Sir Keir Starmer has “achieved more in four days” than Jeremy Corbyn did “in four years” on tackling anti-Semitism, Jewish community leaders have said.
The new Labour leader and his deputy, Angela Rayner, held a video conference with four Jewish groups earlier.
Sir Keir vowed to set up an independent complaints process and asked for a report on all outstanding cases within the week.
The four groups said the new leadership had made a “good start”.
Sir Keir apologised to the Jewish community for anti-Semitism in Labour's ranks in his acceptance speech on Saturday, promising to “tear out this poison by its roots”.
On Tuesday, he also wrote an article in the Evening Standard, saying he wanted to “acknowledge the pain and hurt” his party had caused the Jewish community in recent years.
Labour has been plagued with allegations of anti-Semitism since 2016 and is being investigated by the Equality and Human Rights Commission.
Mr Corbyn held an internal investigation early on in his tenure, but it was widely-criticised by Jewish members of the party, with a number - including MPs - leaving over his handling of the row.
During the Labour leadership race, Jewish groups said the winner needed to tackle the issue straight away, with the President of the Board of Deputies of British Jews, Marie van der Zyl, calling for all outstanding cases to be resolved within four months.
The video call on Tuesday included representatives from the Board of Deputies, the Jewish Leadership Council, the Community Security Trust and the Jewish Labour Movement.
Sir Keir said he “repeated once again the apology I made as soon as I was elected leader”, made further promises to cooperate with the human rights commission investigation and pledged to roll out training to all Labour Party staff.
He added: "Over the last few years, we have failed the Jewish community on anti-Semitism.
“Labour is a proudly anti-racist party and, going forward, it will not be enough to 'pass the test' on anti-Semitism.
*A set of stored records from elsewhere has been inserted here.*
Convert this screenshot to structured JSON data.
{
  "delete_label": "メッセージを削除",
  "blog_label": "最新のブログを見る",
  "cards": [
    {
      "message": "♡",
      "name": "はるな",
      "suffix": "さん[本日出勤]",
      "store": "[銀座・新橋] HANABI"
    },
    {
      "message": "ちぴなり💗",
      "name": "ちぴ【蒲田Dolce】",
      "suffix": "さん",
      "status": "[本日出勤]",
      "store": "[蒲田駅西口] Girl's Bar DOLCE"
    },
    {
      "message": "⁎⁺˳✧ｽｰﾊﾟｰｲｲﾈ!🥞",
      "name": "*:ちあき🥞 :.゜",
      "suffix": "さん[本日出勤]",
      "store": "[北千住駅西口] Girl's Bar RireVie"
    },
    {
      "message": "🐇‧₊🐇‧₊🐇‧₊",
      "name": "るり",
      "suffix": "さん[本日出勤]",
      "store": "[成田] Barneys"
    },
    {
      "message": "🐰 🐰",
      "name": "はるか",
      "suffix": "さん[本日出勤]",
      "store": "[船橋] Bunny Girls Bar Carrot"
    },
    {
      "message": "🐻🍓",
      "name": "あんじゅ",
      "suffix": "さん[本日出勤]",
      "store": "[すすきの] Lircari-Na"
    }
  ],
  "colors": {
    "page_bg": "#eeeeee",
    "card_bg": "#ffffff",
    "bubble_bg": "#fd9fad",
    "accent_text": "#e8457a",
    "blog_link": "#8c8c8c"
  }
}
We need to set new standards for best practice.”
The leaders of the four groups who took part in the call issued a joint statement afterwards, saying they wanted to have a “normal relationship with Labour whereby we can discuss the full range of issues affecting our community”.
They added: "While we would have fully understood the need to focus entirely on coronavirus at this time, Keir Starmer has already achieved in four days more than his predecessor in four years in addressing anti-Semitism within the Labour Party.
"This has certainly been a good start. If the new Labour leadership continues in this way, we can work together to make the changes that will make Labour a proudly anti-racist party once again."
Separately, the chief Rabbi, Ephraim Mirvis, told BBC Radio 5 Live: "I welcome Sir Keir's comments since assuming the role as leader of the Labour Party.
"He has recognised there is only one thing that matters and that is action.
"I hope he will indeed take swift and decisive action to eradicate the scourge of anti-Semitism from within the Labour Party. "